Turn Actions into Yoga
Every action that is offered to the Lord and is performed without any personal interest becomes a holy sacrifice and can be considered as yoga. But when an action is performed with a personal interest in the action and its results, then it is nothing but roga, which in Sanskrit means disease. The root cause of all such disease is attachment. From attachment follows hatred and anger. These are the demons that will hide all your human qualities.
It is the same for everyone; once attachment and hatred begin to show themselves in you, they encourage all the demonic tendencies and you forget your true human nature. Therefore, Krishna commanded Arjuna, "Perform your actions free from all attachments. Be impersonal. When you perform actions without having any personal interest, the fruit of these actions will not touch you. That is how I rule over all the three worlds. Can you not rule over even one little body that way?
"Develop the firm faith that when you remain disinterested in the rewards you will be able to achieve many great tasks. But when you have attachment to the results of a task, you will be subject to disappointment. If you get the fruits you expected, you will be overjoyed. If you do not succeed, you will be worried. Try to control this sense of dejection and elation. Become truly wise. Do not allow yourself to be subjected to these wavering feelings of elation and dejection."
There is no human being who is not engaged in actions. Every person has a human body for the express purpose of performing actions.

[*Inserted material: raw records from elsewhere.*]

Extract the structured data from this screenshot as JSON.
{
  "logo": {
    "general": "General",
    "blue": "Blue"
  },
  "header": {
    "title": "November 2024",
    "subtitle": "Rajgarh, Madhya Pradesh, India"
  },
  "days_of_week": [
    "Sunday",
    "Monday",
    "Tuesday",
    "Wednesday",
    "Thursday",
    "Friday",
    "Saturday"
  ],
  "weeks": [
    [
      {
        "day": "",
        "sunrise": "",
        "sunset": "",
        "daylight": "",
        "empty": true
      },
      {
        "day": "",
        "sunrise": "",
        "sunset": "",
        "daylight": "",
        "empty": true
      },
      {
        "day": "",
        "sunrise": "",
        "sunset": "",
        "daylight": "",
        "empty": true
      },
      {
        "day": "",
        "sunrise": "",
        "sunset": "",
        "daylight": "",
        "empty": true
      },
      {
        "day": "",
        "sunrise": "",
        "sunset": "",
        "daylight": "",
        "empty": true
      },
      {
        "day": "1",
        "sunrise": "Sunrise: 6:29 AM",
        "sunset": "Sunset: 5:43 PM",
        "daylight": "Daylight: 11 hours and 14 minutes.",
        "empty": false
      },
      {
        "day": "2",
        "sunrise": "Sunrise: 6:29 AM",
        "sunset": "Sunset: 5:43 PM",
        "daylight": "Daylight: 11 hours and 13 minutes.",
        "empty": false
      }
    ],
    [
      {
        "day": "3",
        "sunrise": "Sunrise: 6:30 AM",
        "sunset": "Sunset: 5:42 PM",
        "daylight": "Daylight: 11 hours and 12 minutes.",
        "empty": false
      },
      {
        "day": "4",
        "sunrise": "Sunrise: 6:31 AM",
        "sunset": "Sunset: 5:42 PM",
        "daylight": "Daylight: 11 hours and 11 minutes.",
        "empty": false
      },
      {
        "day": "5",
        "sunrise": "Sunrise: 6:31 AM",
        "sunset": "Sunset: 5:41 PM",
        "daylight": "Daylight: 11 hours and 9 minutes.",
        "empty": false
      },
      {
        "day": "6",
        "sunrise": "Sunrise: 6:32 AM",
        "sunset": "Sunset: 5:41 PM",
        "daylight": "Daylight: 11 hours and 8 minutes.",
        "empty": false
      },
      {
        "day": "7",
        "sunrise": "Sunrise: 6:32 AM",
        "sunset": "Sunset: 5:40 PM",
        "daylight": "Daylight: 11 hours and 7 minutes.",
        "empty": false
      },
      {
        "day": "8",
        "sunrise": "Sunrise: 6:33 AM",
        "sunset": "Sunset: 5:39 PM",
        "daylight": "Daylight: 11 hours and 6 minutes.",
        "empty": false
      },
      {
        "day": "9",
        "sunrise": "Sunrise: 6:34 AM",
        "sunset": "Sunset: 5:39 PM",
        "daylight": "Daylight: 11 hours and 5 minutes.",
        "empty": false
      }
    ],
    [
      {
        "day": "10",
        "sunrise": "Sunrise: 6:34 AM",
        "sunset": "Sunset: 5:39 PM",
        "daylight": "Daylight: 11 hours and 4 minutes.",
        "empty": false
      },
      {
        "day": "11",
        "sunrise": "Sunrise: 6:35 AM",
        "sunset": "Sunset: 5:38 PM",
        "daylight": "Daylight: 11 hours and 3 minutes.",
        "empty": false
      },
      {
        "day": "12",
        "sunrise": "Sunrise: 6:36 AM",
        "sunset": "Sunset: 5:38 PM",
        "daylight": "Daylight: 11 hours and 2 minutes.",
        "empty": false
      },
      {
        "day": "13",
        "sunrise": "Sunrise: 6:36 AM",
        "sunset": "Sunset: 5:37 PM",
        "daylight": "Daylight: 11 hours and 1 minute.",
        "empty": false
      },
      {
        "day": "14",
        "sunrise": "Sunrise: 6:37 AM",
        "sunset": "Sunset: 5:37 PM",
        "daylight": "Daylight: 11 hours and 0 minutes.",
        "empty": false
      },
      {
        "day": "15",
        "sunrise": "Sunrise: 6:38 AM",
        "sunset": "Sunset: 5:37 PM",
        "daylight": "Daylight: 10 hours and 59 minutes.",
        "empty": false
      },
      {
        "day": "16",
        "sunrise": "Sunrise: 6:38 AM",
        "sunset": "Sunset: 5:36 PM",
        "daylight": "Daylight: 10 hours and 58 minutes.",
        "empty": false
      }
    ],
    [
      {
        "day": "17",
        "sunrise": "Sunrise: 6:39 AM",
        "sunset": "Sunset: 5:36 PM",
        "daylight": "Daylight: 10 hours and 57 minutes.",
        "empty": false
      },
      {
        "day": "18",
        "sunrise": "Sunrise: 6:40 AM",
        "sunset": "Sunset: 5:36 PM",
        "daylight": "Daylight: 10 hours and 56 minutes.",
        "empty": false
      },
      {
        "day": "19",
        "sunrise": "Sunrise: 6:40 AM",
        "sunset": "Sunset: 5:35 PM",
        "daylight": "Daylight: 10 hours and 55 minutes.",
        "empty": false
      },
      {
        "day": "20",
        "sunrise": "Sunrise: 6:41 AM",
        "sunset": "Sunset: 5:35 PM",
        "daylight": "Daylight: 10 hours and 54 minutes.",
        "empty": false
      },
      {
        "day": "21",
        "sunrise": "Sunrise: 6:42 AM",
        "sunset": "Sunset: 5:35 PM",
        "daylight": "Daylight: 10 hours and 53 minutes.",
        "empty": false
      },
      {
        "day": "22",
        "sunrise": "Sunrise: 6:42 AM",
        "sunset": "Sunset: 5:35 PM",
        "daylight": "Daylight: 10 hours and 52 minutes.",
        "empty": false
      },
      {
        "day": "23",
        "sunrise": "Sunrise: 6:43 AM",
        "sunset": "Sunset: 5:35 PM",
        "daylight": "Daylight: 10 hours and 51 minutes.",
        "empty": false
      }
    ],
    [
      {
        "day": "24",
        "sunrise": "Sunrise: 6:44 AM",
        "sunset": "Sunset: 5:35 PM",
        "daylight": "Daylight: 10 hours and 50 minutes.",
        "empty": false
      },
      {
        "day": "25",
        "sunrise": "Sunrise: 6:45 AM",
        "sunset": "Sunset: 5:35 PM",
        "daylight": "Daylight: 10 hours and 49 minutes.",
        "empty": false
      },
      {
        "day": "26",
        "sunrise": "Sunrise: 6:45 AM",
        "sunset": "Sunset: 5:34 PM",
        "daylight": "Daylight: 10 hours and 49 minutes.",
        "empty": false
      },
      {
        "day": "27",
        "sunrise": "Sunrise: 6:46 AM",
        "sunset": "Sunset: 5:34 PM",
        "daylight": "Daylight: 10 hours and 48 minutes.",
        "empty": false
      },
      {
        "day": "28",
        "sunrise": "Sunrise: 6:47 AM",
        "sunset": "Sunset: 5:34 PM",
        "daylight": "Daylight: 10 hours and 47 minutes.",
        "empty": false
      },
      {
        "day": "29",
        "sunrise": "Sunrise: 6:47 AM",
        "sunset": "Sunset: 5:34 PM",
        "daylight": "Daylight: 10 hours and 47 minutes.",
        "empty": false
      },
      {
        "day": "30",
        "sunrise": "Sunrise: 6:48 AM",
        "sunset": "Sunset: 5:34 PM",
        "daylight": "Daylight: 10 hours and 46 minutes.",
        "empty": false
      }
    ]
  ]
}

To sanctify the body, you have to perform only good actions. For every action there will be a fruit. You should realize that the joy which you get in performing an action is much greater than the joy you get from the fruit of the action.
For example, on an auspicious religious festival, a family may choose to be together throughout the night with other devotees, relatives and friends to sing devotional songs. As long as they are engaged in their practice and involved in their ceremonies they are unaware of any feeling of fatigue. Even if some of them were suffering from fever they would not mind; they would be completely absorbed in the function. During that period, when they are immersed in their practice, no one feels tired. But when you visit this family soon after the function is over, you find them all looking rather weary.